*Task instructions*
Your answer must be an exact copy of every record below.

*Input*

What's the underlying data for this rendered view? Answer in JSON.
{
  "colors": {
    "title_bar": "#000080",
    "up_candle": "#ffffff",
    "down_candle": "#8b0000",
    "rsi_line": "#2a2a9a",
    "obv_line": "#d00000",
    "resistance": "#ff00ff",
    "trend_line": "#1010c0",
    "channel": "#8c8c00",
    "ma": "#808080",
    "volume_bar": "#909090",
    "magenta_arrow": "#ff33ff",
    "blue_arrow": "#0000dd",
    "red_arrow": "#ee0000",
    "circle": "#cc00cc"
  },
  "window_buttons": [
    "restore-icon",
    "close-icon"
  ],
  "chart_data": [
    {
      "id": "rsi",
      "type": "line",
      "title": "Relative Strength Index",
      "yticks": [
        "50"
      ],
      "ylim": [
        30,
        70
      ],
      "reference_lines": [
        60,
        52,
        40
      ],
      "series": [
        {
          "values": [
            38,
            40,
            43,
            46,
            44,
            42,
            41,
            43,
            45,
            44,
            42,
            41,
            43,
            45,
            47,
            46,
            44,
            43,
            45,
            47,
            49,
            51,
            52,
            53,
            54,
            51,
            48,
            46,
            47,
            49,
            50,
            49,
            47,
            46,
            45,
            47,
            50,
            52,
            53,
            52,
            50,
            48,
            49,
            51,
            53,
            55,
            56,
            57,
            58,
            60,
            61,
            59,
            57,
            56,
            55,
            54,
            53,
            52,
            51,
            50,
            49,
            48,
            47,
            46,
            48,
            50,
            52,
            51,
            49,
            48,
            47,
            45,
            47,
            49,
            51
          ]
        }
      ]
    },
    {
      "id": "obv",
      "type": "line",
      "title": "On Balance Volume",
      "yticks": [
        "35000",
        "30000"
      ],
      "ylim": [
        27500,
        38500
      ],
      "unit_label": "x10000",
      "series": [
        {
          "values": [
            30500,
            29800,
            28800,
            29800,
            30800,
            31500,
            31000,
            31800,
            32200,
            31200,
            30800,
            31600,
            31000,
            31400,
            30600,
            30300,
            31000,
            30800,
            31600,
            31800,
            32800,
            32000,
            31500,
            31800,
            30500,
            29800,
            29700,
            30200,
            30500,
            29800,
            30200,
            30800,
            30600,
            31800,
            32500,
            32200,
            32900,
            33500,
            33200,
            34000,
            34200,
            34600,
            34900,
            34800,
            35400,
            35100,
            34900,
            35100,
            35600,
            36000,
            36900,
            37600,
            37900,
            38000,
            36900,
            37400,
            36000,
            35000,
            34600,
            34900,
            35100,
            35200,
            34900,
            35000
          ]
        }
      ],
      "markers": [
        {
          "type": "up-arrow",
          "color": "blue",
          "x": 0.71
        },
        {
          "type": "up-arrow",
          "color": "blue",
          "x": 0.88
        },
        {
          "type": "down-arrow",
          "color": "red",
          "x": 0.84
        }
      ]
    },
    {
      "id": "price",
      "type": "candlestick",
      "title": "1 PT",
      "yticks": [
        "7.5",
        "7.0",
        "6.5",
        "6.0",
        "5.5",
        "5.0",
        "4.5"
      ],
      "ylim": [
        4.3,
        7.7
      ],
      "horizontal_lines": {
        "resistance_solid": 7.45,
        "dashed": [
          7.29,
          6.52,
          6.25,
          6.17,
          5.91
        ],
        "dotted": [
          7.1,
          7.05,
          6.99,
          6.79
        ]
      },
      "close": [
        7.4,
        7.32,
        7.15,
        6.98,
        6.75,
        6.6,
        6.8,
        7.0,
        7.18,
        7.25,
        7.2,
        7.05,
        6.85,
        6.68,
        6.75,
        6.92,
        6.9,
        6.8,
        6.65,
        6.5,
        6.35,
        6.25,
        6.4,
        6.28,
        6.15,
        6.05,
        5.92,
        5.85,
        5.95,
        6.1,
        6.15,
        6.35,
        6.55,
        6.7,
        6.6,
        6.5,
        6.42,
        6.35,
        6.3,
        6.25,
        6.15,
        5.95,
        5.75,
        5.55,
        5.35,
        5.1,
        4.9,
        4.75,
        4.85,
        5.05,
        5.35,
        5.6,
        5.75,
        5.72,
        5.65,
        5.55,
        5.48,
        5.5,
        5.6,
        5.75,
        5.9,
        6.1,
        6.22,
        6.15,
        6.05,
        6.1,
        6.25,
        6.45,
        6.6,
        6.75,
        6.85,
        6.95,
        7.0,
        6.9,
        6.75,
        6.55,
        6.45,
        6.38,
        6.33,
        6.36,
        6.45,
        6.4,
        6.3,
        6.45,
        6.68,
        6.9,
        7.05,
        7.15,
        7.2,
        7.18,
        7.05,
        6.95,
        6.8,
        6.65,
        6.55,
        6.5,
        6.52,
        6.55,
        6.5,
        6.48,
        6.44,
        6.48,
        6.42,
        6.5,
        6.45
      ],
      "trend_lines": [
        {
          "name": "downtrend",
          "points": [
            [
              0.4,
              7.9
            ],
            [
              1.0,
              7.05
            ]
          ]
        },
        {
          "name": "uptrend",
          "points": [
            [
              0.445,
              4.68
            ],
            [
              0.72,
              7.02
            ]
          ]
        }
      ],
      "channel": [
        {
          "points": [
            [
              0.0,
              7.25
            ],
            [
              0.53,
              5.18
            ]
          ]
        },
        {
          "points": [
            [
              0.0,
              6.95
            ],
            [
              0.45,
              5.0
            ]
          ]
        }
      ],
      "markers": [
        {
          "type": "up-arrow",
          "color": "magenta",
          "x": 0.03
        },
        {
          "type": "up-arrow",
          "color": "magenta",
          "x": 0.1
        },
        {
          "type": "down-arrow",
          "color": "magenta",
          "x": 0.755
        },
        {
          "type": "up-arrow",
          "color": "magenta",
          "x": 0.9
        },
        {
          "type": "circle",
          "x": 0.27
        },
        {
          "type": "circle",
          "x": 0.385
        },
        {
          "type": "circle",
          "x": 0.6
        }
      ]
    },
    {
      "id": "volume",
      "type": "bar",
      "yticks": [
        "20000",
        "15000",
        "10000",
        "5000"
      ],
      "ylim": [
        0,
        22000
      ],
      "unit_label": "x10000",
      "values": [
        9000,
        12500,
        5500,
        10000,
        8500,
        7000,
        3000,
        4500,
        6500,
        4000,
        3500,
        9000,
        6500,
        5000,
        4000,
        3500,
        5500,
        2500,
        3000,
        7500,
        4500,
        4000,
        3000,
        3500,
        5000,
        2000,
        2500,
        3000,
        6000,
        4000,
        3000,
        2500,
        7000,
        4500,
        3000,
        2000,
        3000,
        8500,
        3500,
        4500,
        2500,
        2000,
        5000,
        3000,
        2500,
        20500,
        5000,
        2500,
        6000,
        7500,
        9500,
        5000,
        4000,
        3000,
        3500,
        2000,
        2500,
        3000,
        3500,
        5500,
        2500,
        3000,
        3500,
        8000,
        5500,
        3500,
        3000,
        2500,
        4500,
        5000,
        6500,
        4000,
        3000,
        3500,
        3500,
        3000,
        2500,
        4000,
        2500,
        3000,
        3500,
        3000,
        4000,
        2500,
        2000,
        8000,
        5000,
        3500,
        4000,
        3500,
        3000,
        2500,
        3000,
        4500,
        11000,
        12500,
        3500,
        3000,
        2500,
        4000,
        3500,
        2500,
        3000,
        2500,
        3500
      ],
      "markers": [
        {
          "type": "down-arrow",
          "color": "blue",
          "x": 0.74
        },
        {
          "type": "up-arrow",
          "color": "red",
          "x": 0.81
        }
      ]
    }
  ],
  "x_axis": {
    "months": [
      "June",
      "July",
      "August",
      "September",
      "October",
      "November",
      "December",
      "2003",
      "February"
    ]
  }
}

*Result*
What's the underlying data for this rendered view? Answer in JSON.
{
  "colors": {
    "title_bar": "#000080",
    "up_candle": "#ffffff",
    "down_candle": "#8b0000",
    "rsi_line": "#2a2a9a",
    "obv_line": "#d00000",
    "resistance": "#ff00ff",
    "trend_line": "#1010c0",
    "channel": "#8c8c00",
    "ma": "#808080",
    "volume_bar": "#909090",
    "magenta_arrow": "#ff33ff",
    "blue_arrow": "#0000dd",
    "red_arrow": "#ee0000",
    "circle": "#cc00cc"
  },
  "window_buttons": [
    "restore-icon",
    "close-icon"
  ],
  "chart_data": [
    {
      "id": "rsi",
      "type": "line",
      "title": "Relative Strength Index",
      "yticks": [
        "50"
      ],
      "ylim": [
        30,
        70
      ],
      "reference_lines": [
        60,
        52,
        40
      ],
      "series": [
        {
          "values": [
            38,
            40,
            43,
            46,
            44,
            42,
            41,
            43,
            45,
            44,
            42,
            41,
            43,
            45,
            47,
            46,
            44,
            43,
            45,
            47,
            49,
            51,
            52,
            53,
            54,
            51,
            48,
            46,
            47,
            49,
            50,
            49,
            47,
            46,
            45,
            47,
            50,
            52,
            53,
            52,
            50,
            48,
            49,
            51,
            53,
            55,
            56,
            57,
            58,
            60,
            61,
            59,
            57,
            56,
            55,
            54,
            53,
            52,
            51,
            50,
            49,
            48,
            47,
            46,
            48,
            50,
            52,
            51,
            49,
            48,
            47,
            45,
            47,
            49,
            51
          ]
        }
      ]
    },
    {
      "id": "obv",
      "type": "line",
      "title": "On Balance Volume",
      "yticks": [
        "35000",
        "30000"
      ],
      "ylim": [
        27500,
        38500
      ],
      "unit_label": "x10000",
      "series": [
        {
          "values": [
            30500,
            29800,
            28800,
            29800,
            30800,
            31500,
            31000,
            31800,
            32200,
            31200,
            30800,
            31600,
            31000,
            31400,
            30600,
            30300,
            31000,
            30800,
            31600,
            31800,
            32800,
            32000,
            31500,
            31800,
            30500,
            29800,
            29700,
            30200,
            30500,
            29800,
            30200,
            30800,
            30600,
            31800,
            32500,
            32200,
            32900,
            33500,
            33200,
            34000,
            34200,
            34600,
            34900,
            34800,
            35400,
            35100,
            34900,
            35100,
            35600,
            36000,
            36900,
            37600,
            37900,
            38000,
            36900,
            37400,
            36000,
            35000,
            34600,
            34900,
            35100,
            35200,
            34900,
            35000
          ]
        }
      ],
      "markers": [
        {
          "type": "up-arrow",
          "color": "blue",
          "x": 0.71
        },
        {
          "type": "up-arrow",
          "color": "blue",
          "x": 0.88
        },
        {
          "type": "down-arrow",
          "color": "red",
          "x": 0.84
        }
      ]
    },
    {
      "id": "price",
      "type": "candlestick",
      "title": "1 PT",
      "yticks": [
        "7.5",
        "7.0",
        "6.5",
        "6.0",
        "5.5",
        "5.0",
        "4.5"
      ],
      "ylim": [
        4.3,
        7.7
      ],
      "horizontal_lines": {
        "resistance_solid": 7.45,
        "dashed": [
          7.29,
          6.52,
          6.25,
          6.17,
          5.91
        ],
        "dotted": [
          7.1,
          7.05,
          6.99,
          6.79
        ]
      },
      "close": [
        7.4,
        7.32,
        7.15,
        6.98,
        6.75,
        6.6,
        6.8,
        7.0,
        7.18,
        7.25,
        7.2,
        7.05,
        6.85,
        6.68,
        6.75,
        6.92,
        6.9,
        6.8,
        6.65,
        6.5,
        6.35,
        6.25,
        6.4,
        6.28,
        6.15,
        6.05,
        5.92,
        5.85,
        5.95,
        6.1,
        6.15,
        6.35,
        6.55,
        6.7,
        6.6,
        6.5,
        6.42,
        6.35,
        6.3,
        6.25,
        6.15,
        5.95,
        5.75,
        5.55,
        5.35,
        5.1,
        4.9,
        4.75,
        4.85,
        5.05,
        5.35,
        5.6,
        5.75,
        5.72,
        5.65,
        5.55,
        5.48,
        5.5,
        5.6,
        5.75,
        5.9,
        6.1,
        6.22,
        6.15,
        6.05,
        6.1,
        6.25,
        6.45,
        6.6,
        6.75,
        6.85,
        6.95,
        7.0,
        6.9,
        6.75,
        6.55,
        6.45,
        6.38,
        6.33,
        6.36,
        6.45,
        6.4,
        6.3,
        6.45,
        6.68,
        6.9,
        7.05,
        7.15,
        7.2,
        7.18,
        7.05,
        6.95,
        6.8,
        6.65,
        6.55,
        6.5,
        6.52,
        6.55,
        6.5,
        6.48,
        6.44,
        6.48,
        6.42,
        6.5,
        6.45
      ],
      "trend_lines": [
        {
          "name": "downtrend",
          "points": [
            [
              0.4,
              7.9
            ],
            [
              1.0,
              7.05
            ]
          ]
        },
        {
          "name": "uptrend",
          "points": [
            [
              0.445,
              4.68
            ],
            [
              0.72,
              7.02
            ]
          ]
        }
      ],
      "channel": [
        {
          "points": [
            [
              0.0,
              7.25
            ],
            [
              0.53,
              5.18
            ]
          ]
        },
        {
          "points": [
            [
              0.0,
              6.95
            ],
            [
              0.45,
              5.0
            ]
          ]
        }
      ],
      "markers": [
        {
          "type": "up-arrow",
          "color": "magenta",
          "x": 0.03
        },
        {
          "type": "up-arrow",
          "color": "magenta",
          "x": 0.1
        },
        {
          "type": "down-arrow",
          "color": "magenta",
          "x": 0.755
        },
        {
          "type": "up-arrow",
          "color": "magenta",
          "x": 0.9
        },
        {
          "type": "circle",
          "x": 0.27
        },
        {
          "type": "circle",
          "x": 0.385
        },
        {
          "type": "circle",
          "x": 0.6
        }
      ]
    },
    {
      "id": "volume",
      "type": "bar",
      "yticks": [
        "20000",
        "15000",
        "10000",
        "5000"
      ],
      "ylim": [
        0,
        22000
      ],
      "unit_label": "x10000",
      "values": [
        9000,
        12500,
        5500,
        10000,
        8500,
        7000,
        3000,
        4500,
        6500,
        4000,
        3500,
        9000,
        6500,
        5000,
        4000,
        3500,
        5500,
        2500,
        3000,
        7500,
        4500,
        4000,
        3000,
        3500,
        5000,
        2000,
        2500,
        3000,
        6000,
        4000,
        3000,
        2500,
        7000,
        4500,
        3000,
        2000,
        3000,
        8500,
        3500,
        4500,
        2500,
        2000,
        5000,
        3000,
        2500,
        20500,
        5000,
        2500,
        6000,
        7500,
        9500,
        5000,
        4000,
        3000,
        3500,
        2000,
        2500,
        3000,
        3500,
        5500,
        2500,
        3000,
        3500,
        8000,
        5500,
        3500,
        3000,
        2500,
        4500,
        5000,
        6500,
        4000,
        3000,
        3500,
        3500,
        3000,
        2500,
        4000,
        2500,
        3000,
        3500,
        3000,
        4000,
        2500,
        2000,
        8000,
        5000,
        3500,
        4000,
        3500,
        3000,
        2500,
        3000,
        4500,
        11000,
        12500,
        3500,
        3000,
        2500,
        4000,
        3500,
        2500,
        3000,
        2500,
        3500
      ],
      "markers": [
        {
          "type": "down-arrow",
          "color": "blue",
          "x": 0.74
        },
        {
          "type": "up-arrow",
          "color": "red",
          "x": 0.81
        }
      ]
    }
  ],
  "x_axis": {
    "months": [
      "June",
      "July",
      "August",
      "September",
      "October",
      "November",
      "December",
      "2003",
      "February"
    ]
  }
}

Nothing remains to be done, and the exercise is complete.